-------- MATERIALS PROVIDED --------

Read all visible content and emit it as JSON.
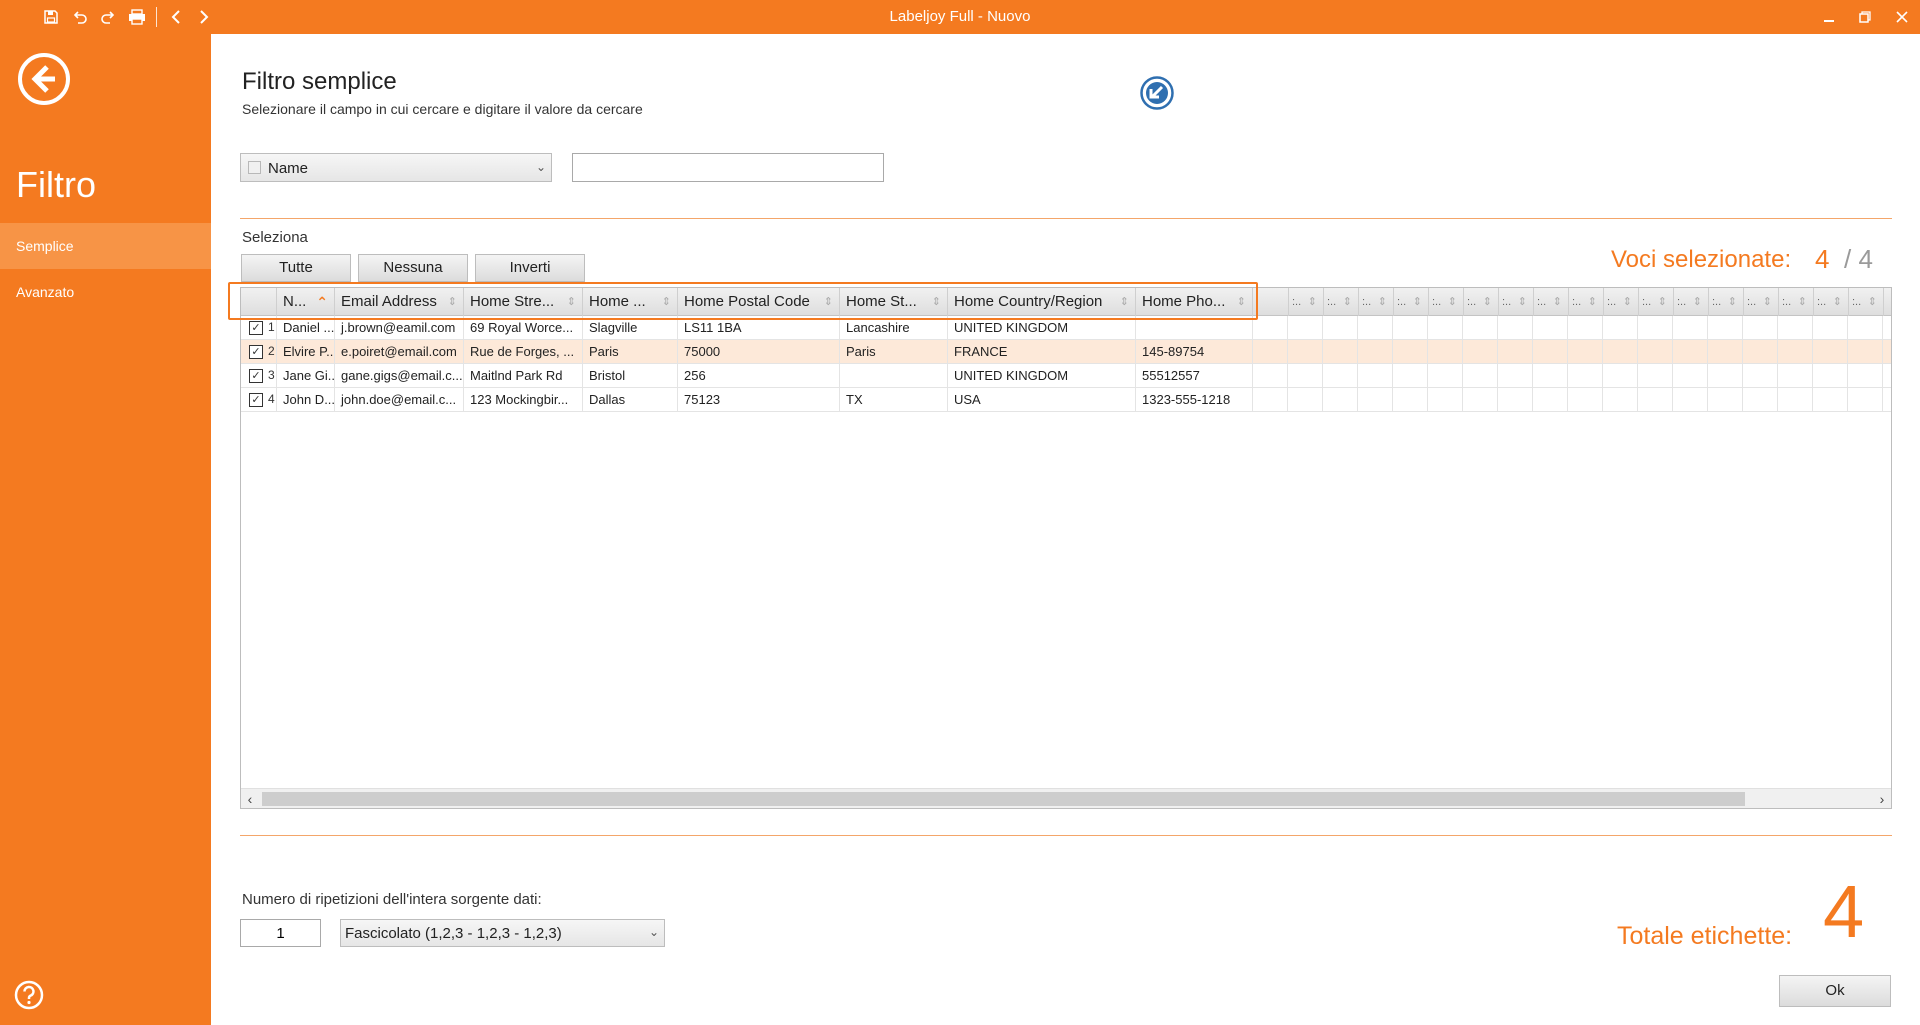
{
  "window": {
    "title": "Labeljoy Full - Nuovo",
    "toolbar_icons": [
      "save-icon",
      "undo-icon",
      "redo-icon",
      "print-icon",
      "arrow-left-icon",
      "arrow-right-icon"
    ],
    "controls": [
      "minimize-icon",
      "restore-icon",
      "close-icon"
    ],
    "accent_color": "#f47a20"
  },
  "sidebar": {
    "back_icon": "back-arrow-icon",
    "title": "Filtro",
    "items": [
      {
        "label": "Semplice",
        "active": true
      },
      {
        "label": "Avanzato",
        "active": false
      }
    ],
    "help_icon": "help-icon"
  },
  "main": {
    "title": "Filtro semplice",
    "subtitle": "Selezionare il campo in cui cercare e digitare il valore da cercare",
    "reset_icon": "reset-filter-icon",
    "field_select": {
      "value": "Name"
    },
    "search": {
      "value": "",
      "placeholder": ""
    },
    "selection": {
      "label": "Seleziona",
      "buttons": [
        "Tutte",
        "Nessuna",
        "Inverti"
      ],
      "count_label": "Voci selezionate:",
      "selected": "4",
      "total": "/ 4"
    }
  },
  "grid": {
    "columns": [
      "N...",
      "Email Address",
      "Home Stre...",
      "Home ...",
      "Home Postal Code",
      "Home St...",
      "Home Country/Region",
      "Home Pho..."
    ],
    "extra_column_label": ":..",
    "sorted_column_index": 0,
    "rows": [
      {
        "num": "1",
        "checked": true,
        "cells": [
          "Daniel ...",
          "j.brown@eamil.com",
          "69 Royal Worce...",
          "Slagville",
          "LS11 1BA",
          "Lancashire",
          "UNITED KINGDOM",
          ""
        ]
      },
      {
        "num": "2",
        "checked": true,
        "cells": [
          "Elvire P...",
          "e.poiret@email.com",
          "Rue de Forges, ...",
          "Paris",
          "75000",
          "Paris",
          "FRANCE",
          "145-89754"
        ]
      },
      {
        "num": "3",
        "checked": true,
        "cells": [
          "Jane Gi...",
          "gane.gigs@email.c...",
          "Maitlnd Park Rd",
          "Bristol",
          "256",
          "",
          "UNITED KINGDOM",
          "55512557"
        ]
      },
      {
        "num": "4",
        "checked": true,
        "cells": [
          "John D...",
          "john.doe@email.c...",
          "123 Mockingbir...",
          "Dallas",
          "75123",
          "TX",
          "USA",
          "1323-555-1218"
        ]
      }
    ]
  },
  "footer": {
    "repeat_label": "Numero di ripetizioni dell'intera sorgente dati:",
    "repeat_value": "1",
    "collate_value": "Fascicolato (1,2,3 - 1,2,3 - 1,2,3)",
    "total_label": "Totale etichette:",
    "total_value": "4",
    "ok_label": "Ok"
  }
}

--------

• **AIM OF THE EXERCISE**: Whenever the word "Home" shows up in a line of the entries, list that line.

• **RESPONSE AREA**:
      "Home Stre...",
      "Home ...",
      "Home Postal Code",
      "Home St...",
      "Home Country/Region",
      "Home Pho..."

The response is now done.